Following the design philosophy that has always marked noa*’s approach, the interior designers began with a phase of research and intense dialogue with the client to ensure that the flat would tell their story in the best possible way. The result was the outlining of a "nomadic spirit" of the owners as well as the recall during the first talks to an object which, for those who describe themselves as citizens of the world, has a strong symbolic meaning: the logarithmic spiral shell of the Nautilus:
"The Nautilus is among the rare creatures to have survived the Cretaceous period. This is said to be due to the shape of its shell, which allowed it to feel at home all the time - a shell designed so well it has made possible for a hermit crab to survive from the time of the dinosaurs to the present day".
The shell, which symbolizes domestic comfort, together with Parisian inspirations have led to a project with a refined and timeless character. The curved line becomes the stylistic signature of the apartment: this undulating movement is also present in the spatial distribution, as the different functions of living naturally succeed one another.
In choosing the fittings and designing the oak furniture, noa* wanted to convey the elegance of the Marais district, where the property is located, into the flat. The colour of the blue-grey marble, the fabrics of the cushions and upholstery, the choice of materials and colours for the floors, ceilings and walls are all inspired by the roofs of Paris.
The ground floor has a service and guest entrance. From both perspectives, the chromatic and material division of the floor stands out: the living area is in bleached oak parquet in a French herringbone pattern, while the circulation corridor is in terrazzo. This runway seems to divide the floor into two islands: on one side, a niche overlooking the Seine, where people can read or chat, furnished with oak seating and black leather cushions. On the other side, the kitchen and living room area, where the gaze rests on the elegant greyblue marble “Bardiglio Imperiale”, used for the fireplace cladding and the kitchen top.

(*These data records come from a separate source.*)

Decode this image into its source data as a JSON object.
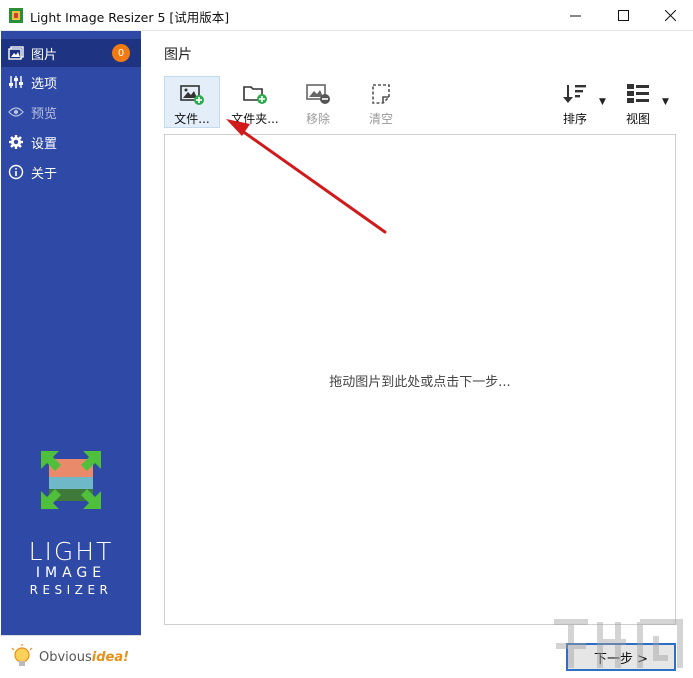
{
  "window": {
    "title": "Light Image Resizer 5  [试用版本]"
  },
  "sidebar": {
    "items": [
      {
        "label": "图片",
        "badge": "0"
      },
      {
        "label": "选项"
      },
      {
        "label": "预览"
      },
      {
        "label": "设置"
      },
      {
        "label": "关于"
      }
    ],
    "logo": {
      "line1": "LIGHT",
      "line2": "IMAGE",
      "line3": "RESIZER"
    },
    "brand": {
      "prefix": "Obvious",
      "suffix": "idea!"
    }
  },
  "main": {
    "title": "图片",
    "toolbar": {
      "files": "文件...",
      "folder": "文件夹...",
      "remove": "移除",
      "clear": "清空",
      "sort": "排序",
      "view": "视图"
    },
    "drop_hint": "拖动图片到此处或点击下一步...",
    "next_button": "下一步 >"
  },
  "colors": {
    "sidebar": "#2f49a6",
    "sidebar_active": "#1e3382",
    "badge": "#f07b12",
    "arrow": "#d11b1b"
  }
}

The Chester sofa and a cosy dining area with a bench complete the furnishings.
The focal point of the design was the connection between the lower and upper floors: a sinuous, organically shaped staircase visually extends the terrazzo corridor. The service area (laundry, toilet, walk-in wardrobe) follows the course of the stairs and is enclosed by a curved wall. Also on the lower floor are two bedrooms and a bathroom.
The master bedroom is furnished with a freestanding bathtub, carved from a single block of “Botticino Fiorito” marble. The washbasins and shower surfaces are made of the same material. Distributing the loads created by the bathtub so that the old load-bearing structure could support them was one of the most demanding challenges in the project. The upper floor houses a multifunctional room equipped for home cinema and a guest room with bathroom.
The result is a project with a serene, calm, and welcoming atmosphere — a flat with curved lines and the scent of wood, where you feel immediately at home.
Interior Design: noa* network of architecture
Location: Paris, IV arrondissement
Surface area: 168 sqm
Photography: Antoine Huot